In the early mornings and before it gets light enough to work in the studio, I read. Right now, I'm reading an excellent book on the Hudson River School painters. American Paradise: The World of the Hudson River School is an exhibition catalog published by the Metropolitan Museum of Art and is available as a PDF download. If you are interested in American art history, it's worthwhile reading.
This morning, I came across the painter Jervis McEntee. I wasn't familiar with this minor Hudson River School painter, but according to one of the essays in the book, he left several diaries which give us a lot of information about the daily life of a painter in middle 19th century New York.
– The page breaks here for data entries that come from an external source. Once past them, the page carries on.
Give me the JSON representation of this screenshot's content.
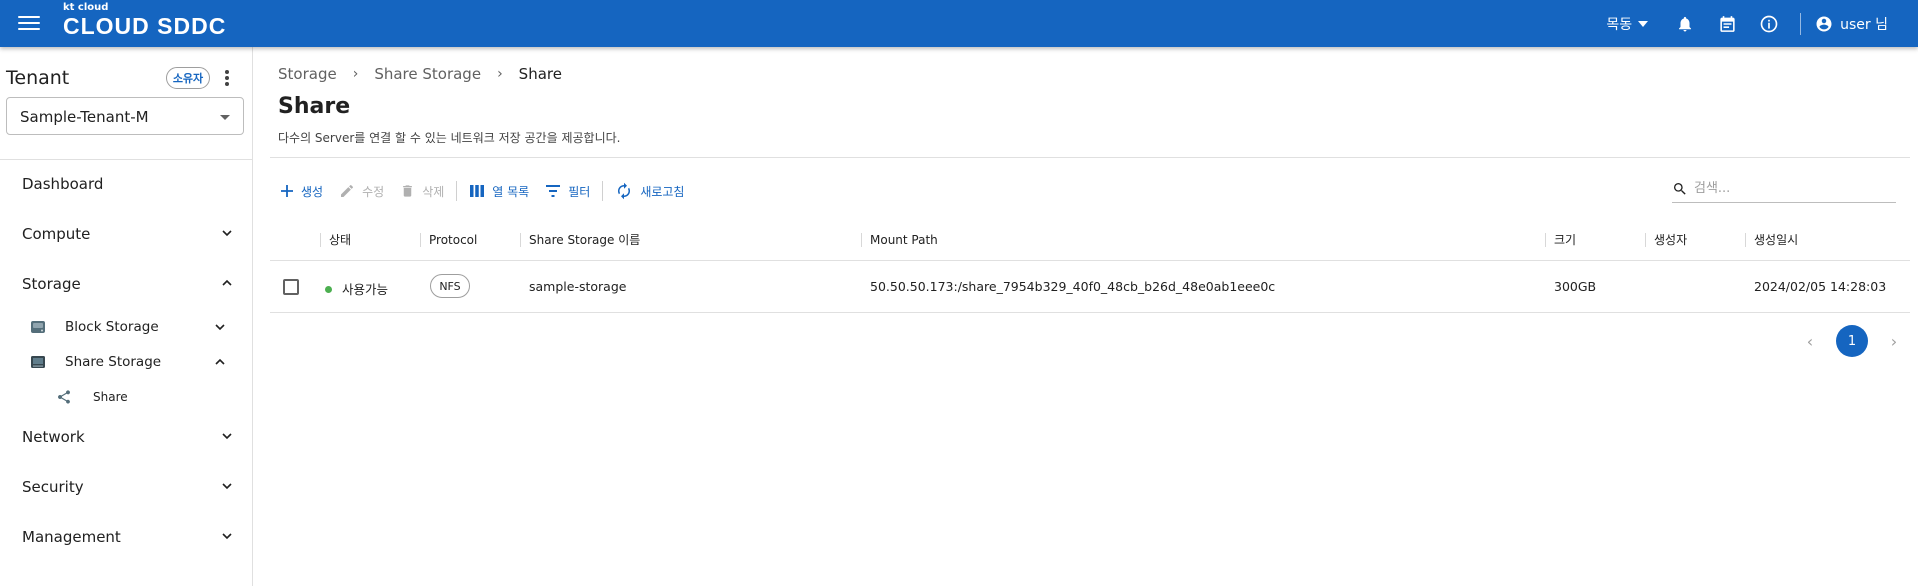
{
  "colors": {
    "brand": "#1565c0",
    "status_available": "#4caf50"
  },
  "header": {
    "logo_small": "kt cloud",
    "logo_big": "CLOUD SDDC",
    "location": "목동",
    "user": "user 님",
    "icons": [
      "menu-icon",
      "bell-icon",
      "calendar-icon",
      "info-icon",
      "account-circle-icon"
    ]
  },
  "sidebar": {
    "tenant_title": "Tenant",
    "owner_badge": "소유자",
    "tenant_selected": "Sample-Tenant-M",
    "items": [
      {
        "label": "Dashboard"
      },
      {
        "label": "Compute"
      },
      {
        "label": "Storage",
        "expanded": true,
        "children": [
          {
            "label": "Block Storage"
          },
          {
            "label": "Share Storage",
            "expanded": true,
            "children": [
              {
                "label": "Share"
              }
            ]
          }
        ]
      },
      {
        "label": "Network"
      },
      {
        "label": "Security"
      },
      {
        "label": "Management"
      }
    ]
  },
  "breadcrumb": [
    "Storage",
    "Share Storage",
    "Share"
  ],
  "page": {
    "title": "Share",
    "description": "다수의 Server를 연결 할 수 있는 네트워크 저장 공간을 제공합니다."
  },
  "toolbar": {
    "create": "생성",
    "edit": "수정",
    "delete": "삭제",
    "columns": "열 목록",
    "filter": "필터",
    "refresh": "새로고침",
    "search_placeholder": "검색..."
  },
  "table": {
    "columns": [
      "상태",
      "Protocol",
      "Share Storage 이름",
      "Mount Path",
      "크기",
      "생성자",
      "생성일시"
    ],
    "rows": [
      {
        "status": "사용가능",
        "protocol": "NFS",
        "name": "sample-storage",
        "mount_path": "50.50.50.173:/share_7954b329_40f0_48cb_b26d_48e0ab1eee0c",
        "size": "300GB",
        "creator": "",
        "created_at": "2024/02/05 14:28:03"
      }
    ]
  },
  "pagination": {
    "current": "1"
  }
}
I discovered that his diaries are online. (See http://www.aaa.si.edu/collections/diaries/mcentee.) Through them, we have fascinating glimpses into the head of a painter much concerned about sales and reputation:
I had a letter from [G.H.] Boughton two or three days ago. He and his wife had been on the continent for a short trip. He sent me that same notice in the Times which three others have sent me and regrets that my picture is not sold. Thinks I ask too much for it and that English people will not pay large prices for works by strangers. I am a little sorry I had not asked a little less but still I didnt care to sacrifice much on it as I am quite sure to get my price for it in New York next winter.
|Mount Desert Island, Maine, by Jervis McEntee, 1864, oil on canvas - National Gallery of Art, Washington - DSC00124|